“It was my third mammogram, and I just went because it was my yearly one,” Sims-Smith said. “I never thought anything was wrong.”

Immediately following the screening, Washburn requested additional pictures and an ultrasound.

“When we looked at the pictures further, you could see something wasn’t right,” Sims-Smith said. “The radiologist and I just cried together.”

Following her biopsy, she was diagnosed with Invasive Mammary Carcinoma, Stage 1, Progesterone positive in her left breast. Sims-Smith underwent a bi-lateral mastectomy on April 26.

“They’re just boobs,” she said laughing. “You know you can order boobs on Amazon.”

She said the mastectomy was not the hardest part about her journey. The hardest part for her is being strong for her eight-year-old daughter, Kylie, two older sons, and husband, Bobby.

“She (Kylie) hasn’t missed out on any of her activities,” Sims-Smith said. “She knows mama is sick and tired, but I have only missed one Girl Scout event, and Bobby was able to take her to that.”

Sims-Smith married Bobby Smith on August 1, 2021, just 8 months before her breast cancer diagnosis.

“Bobby is amazing,” she said. “I have only had to go to one chemo treatment by myself because he had just started a new job and couldn’t get off that day, but all my other treatments he has been right by my side.”

Following her second chemotherapy treatment, doctors warned her she would begin losing her hair.

“Right after my second treatment, I went straight to the salon to shave my head,” she said, and he (Bobby) shaved his head too.”

Sims-Smith has worked with doctors at the Marshall Medical Cancer Care Center in Albertville to receive her treatment.

“You know, I’ve worked with and know most of the nurses and doctors at the cancer center,” she said, “and every time I go up there they are always so nice, not just to me but every patient they see.”

She also appreciates how close the Cancer Care Center is to her home.

“Going through treatment is so tiring for me,” she said. “It’s really nice to not have to drive so far.”

Her customized treatment plan involves weekly chemotherapy treatments for 12 weeks. She currently has seven more treatments left. To balance her work and treatment schedule, she works 10 hours Monday- Thursday and has treatment on Friday.

“I’m really looking forward to having Fridays off,” she said. “I can’t wait to sleep in and for my hair to grow back.”

“She never misses a day of work,” Washburn said. “She’s been going through chemo and she’s at work every day in one of the busiest modalities we have.”

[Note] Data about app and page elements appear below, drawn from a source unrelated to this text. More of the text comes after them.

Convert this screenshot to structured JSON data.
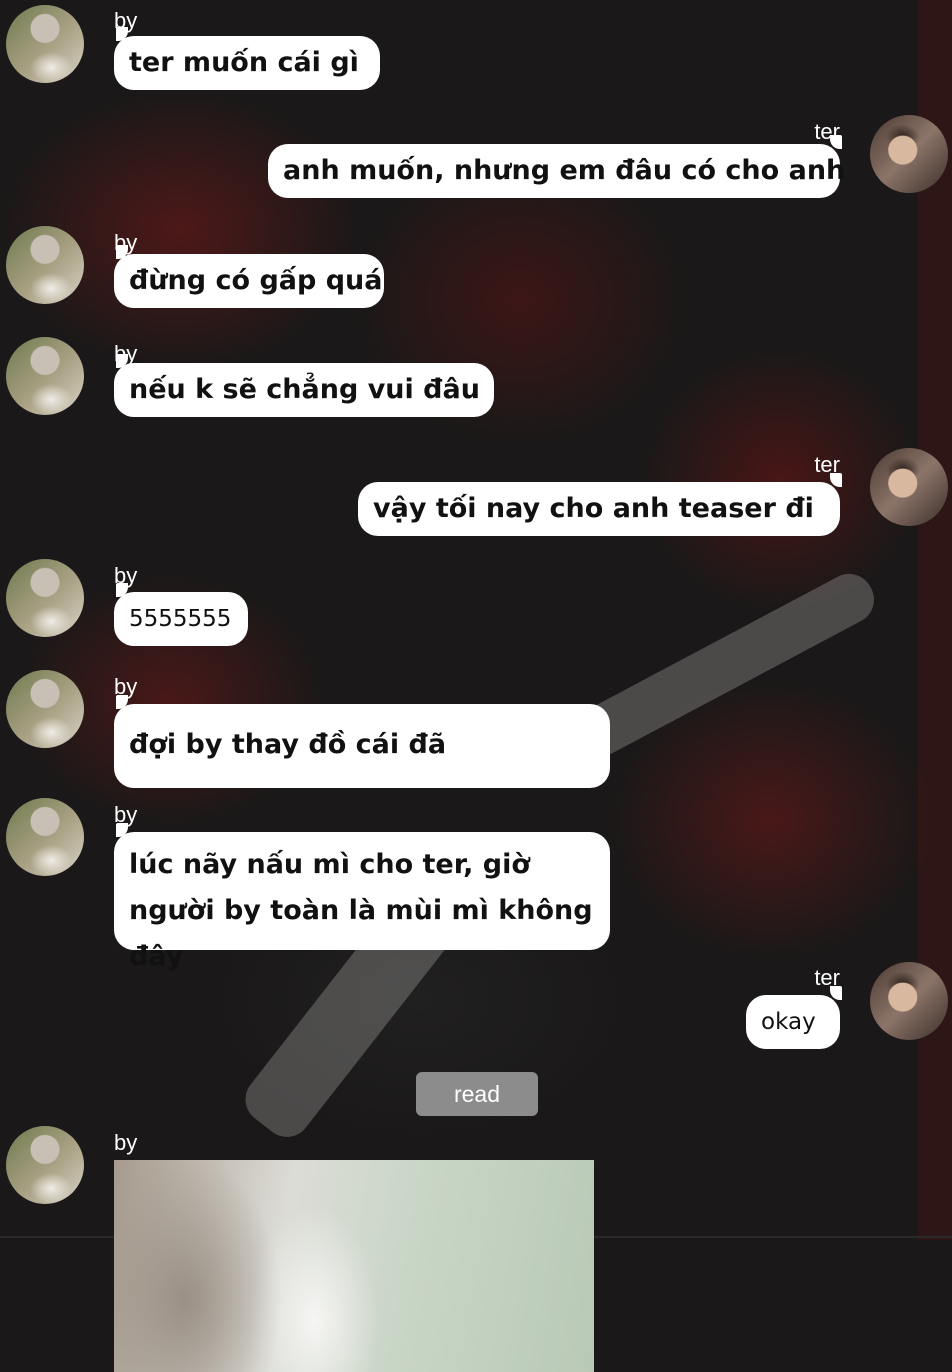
{
  "messages": [
    {
      "sender": "by",
      "name": "by",
      "text": "ter muốn cái gì"
    },
    {
      "sender": "ter",
      "name": "ter",
      "text": "anh muốn, nhưng em đâu có cho anh"
    },
    {
      "sender": "by",
      "name": "by",
      "text": "đừng có gấp quá"
    },
    {
      "sender": "by",
      "name": "by",
      "text": "nếu k sẽ chẳng vui đâu"
    },
    {
      "sender": "ter",
      "name": "ter",
      "text": "vậy tối nay cho anh teaser đi"
    },
    {
      "sender": "by",
      "name": "by",
      "text": "5555555"
    },
    {
      "sender": "by",
      "name": "by",
      "text": "đợi by thay đồ cái đã"
    },
    {
      "sender": "by",
      "name": "by",
      "text": "lúc nãy nấu mì cho ter, giờ người by toàn là mùi mì không đây"
    },
    {
      "sender": "ter",
      "name": "ter",
      "text": "okay"
    },
    {
      "sender": "by",
      "name": "by",
      "text": ""
    }
  ],
  "read_label": "read",
  "colors": {
    "bubble": "#ffffff",
    "read_pill": "#8c8c8c",
    "name_text": "#ffffff"
  }
}
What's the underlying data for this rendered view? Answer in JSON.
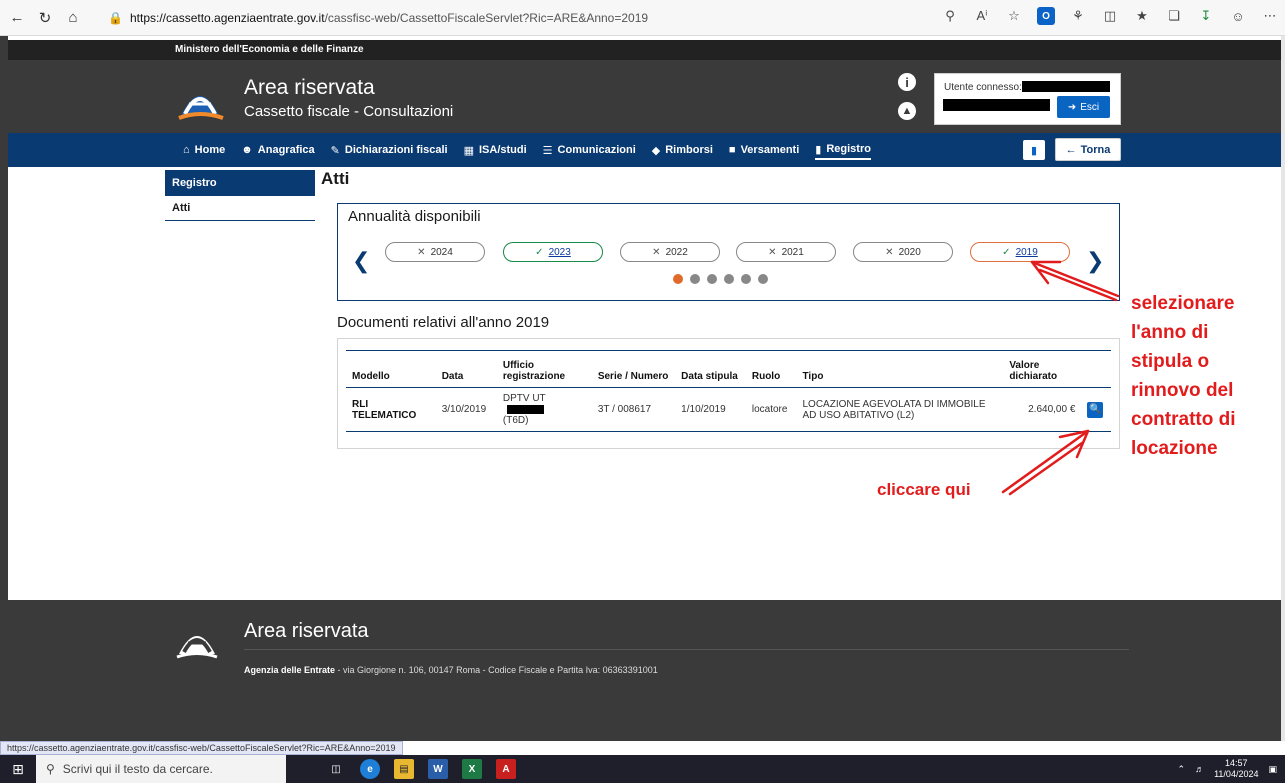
{
  "browser": {
    "url_host": "https://cassetto.agenziaentrate.gov.it",
    "url_path": "/cassfisc-web/CassettoFiscaleServlet?Ric=ARE&Anno=2019",
    "icons": [
      "back-icon",
      "refresh-icon",
      "home-icon",
      "zoom-icon",
      "read-aloud-icon",
      "favorite-icon",
      "outlook-icon",
      "extensions-icon",
      "split-icon",
      "favorites-icon",
      "collections-icon",
      "download-icon",
      "profile-icon",
      "menu-icon"
    ]
  },
  "site": {
    "ministry": "Ministero dell'Economia e delle Finanze",
    "title": "Area riservata",
    "subtitle": "Cassetto fiscale - Consultazioni",
    "user_label": "Utente connesso:",
    "logout_label": "Esci",
    "back_label": "Torna"
  },
  "nav": {
    "items": [
      {
        "label": "Home",
        "icon": "home-icon"
      },
      {
        "label": "Anagrafica",
        "icon": "users-icon"
      },
      {
        "label": "Dichiarazioni fiscali",
        "icon": "edit-icon"
      },
      {
        "label": "ISA/studi",
        "icon": "calculator-icon"
      },
      {
        "label": "Comunicazioni",
        "icon": "file-icon"
      },
      {
        "label": "Rimborsi",
        "icon": "money-icon"
      },
      {
        "label": "Versamenti",
        "icon": "briefcase-icon"
      },
      {
        "label": "Registro",
        "icon": "book-icon"
      }
    ],
    "active": "Registro"
  },
  "sidebar": {
    "registro": "Registro",
    "atti": "Atti"
  },
  "main": {
    "title": "Atti",
    "years_title": "Annualità disponibili",
    "years": [
      {
        "label": "2024",
        "available": false
      },
      {
        "label": "2023",
        "available": true
      },
      {
        "label": "2022",
        "available": false
      },
      {
        "label": "2021",
        "available": false
      },
      {
        "label": "2020",
        "available": false
      },
      {
        "label": "2019",
        "available": true,
        "selected": true
      }
    ],
    "carousel_pages": 6,
    "carousel_active": 1,
    "docs_title": "Documenti relativi all'anno 2019",
    "table": {
      "headers": [
        "Modello",
        "Data",
        "Ufficio registrazione",
        "Serie / Numero",
        "Data stipula",
        "Ruolo",
        "Tipo",
        "Valore dichiarato"
      ],
      "rows": [
        {
          "modello": "RLI TELEMATICO",
          "data": "3/10/2019",
          "ufficio_a": "DPTV UT",
          "ufficio_b": "(T6D)",
          "serie": "3T / 008617",
          "stipula": "1/10/2019",
          "ruolo": "locatore",
          "tipo": "LOCAZIONE AGEVOLATA DI IMMOBILE AD USO ABITATIVO (L2)",
          "valore": "2.640,00 €"
        }
      ]
    }
  },
  "annotations": {
    "right_lines": [
      "selezionare",
      "l'anno di",
      "stipula o",
      "rinnovo del",
      "contratto di",
      "locazione"
    ],
    "click": "cliccare qui",
    "color": "#e21c1c"
  },
  "footer": {
    "title": "Area riservata",
    "org": "Agenzia delle Entrate",
    "address": " - via Giorgione n. 106, 00147 Roma - Codice Fiscale e Partita Iva: 06363391001"
  },
  "status_url": "https://cassetto.agenziaentrate.gov.it/cassfisc-web/CassettoFiscaleServlet?Ric=ARE&Anno=2019",
  "taskbar": {
    "search_placeholder": "Scrivi qui il testo da cercare.",
    "time": "14:57",
    "date": "11/04/2024"
  }
}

Sims-Smith has worked with the hospital for 17 years.

“A lot of the patients I see are cancer patients,” she said, “and you see them every year. You really get attached. I really love people.”

Washburn has been with the hospital for 20 years and said Marshall Medical Centers has made breast health a top priority.

“A breast cancer diagnosis is very scary but with the help of modern technology and screening detection there is a higher chance for a successful outcome than before,” Washburn said.

“I feel like at a lot of places breast health may get pushed aside sometimes,” she said, “but Marshall Medical Centers stays on top of all the latest research and advancements so we can do more to treat it.”

In 2017, Marshall Medical Centers installed the latest 3D mammography technology for better, faster detection.

“With the help of 3D technology, we are able to visualize the overlapping breast tissue and find abnormalities sooner than before,” Washburn said.

The American Cancer Society suggests all women should start annual mammogram screenings at age 40. Washburn recommends those who have high risk factors, such as a family history of breast cancer, and are currently taking hormone replacement therapy, should establish a baseline at age 35.

Washburn said Sims-Smith is constantly thinking of others before herself and you would never know she is battling cancer. Sims-Smith said she has one goal for this story.

“I hope this story encourages women to come get their mammogram,” Sims-Smith said. “You couldn’t feel my lump, nothing hurt, and I had just gotten one the year before and it was clear. Doing the mammogram is what saved me. If I had waited until I felt it, it would have been way too late.”

“I feel like if you keep a positive attitude it really helps in your recovery,” Washburn said, “and MeLissa has remained so positive. She’s just wonderful!”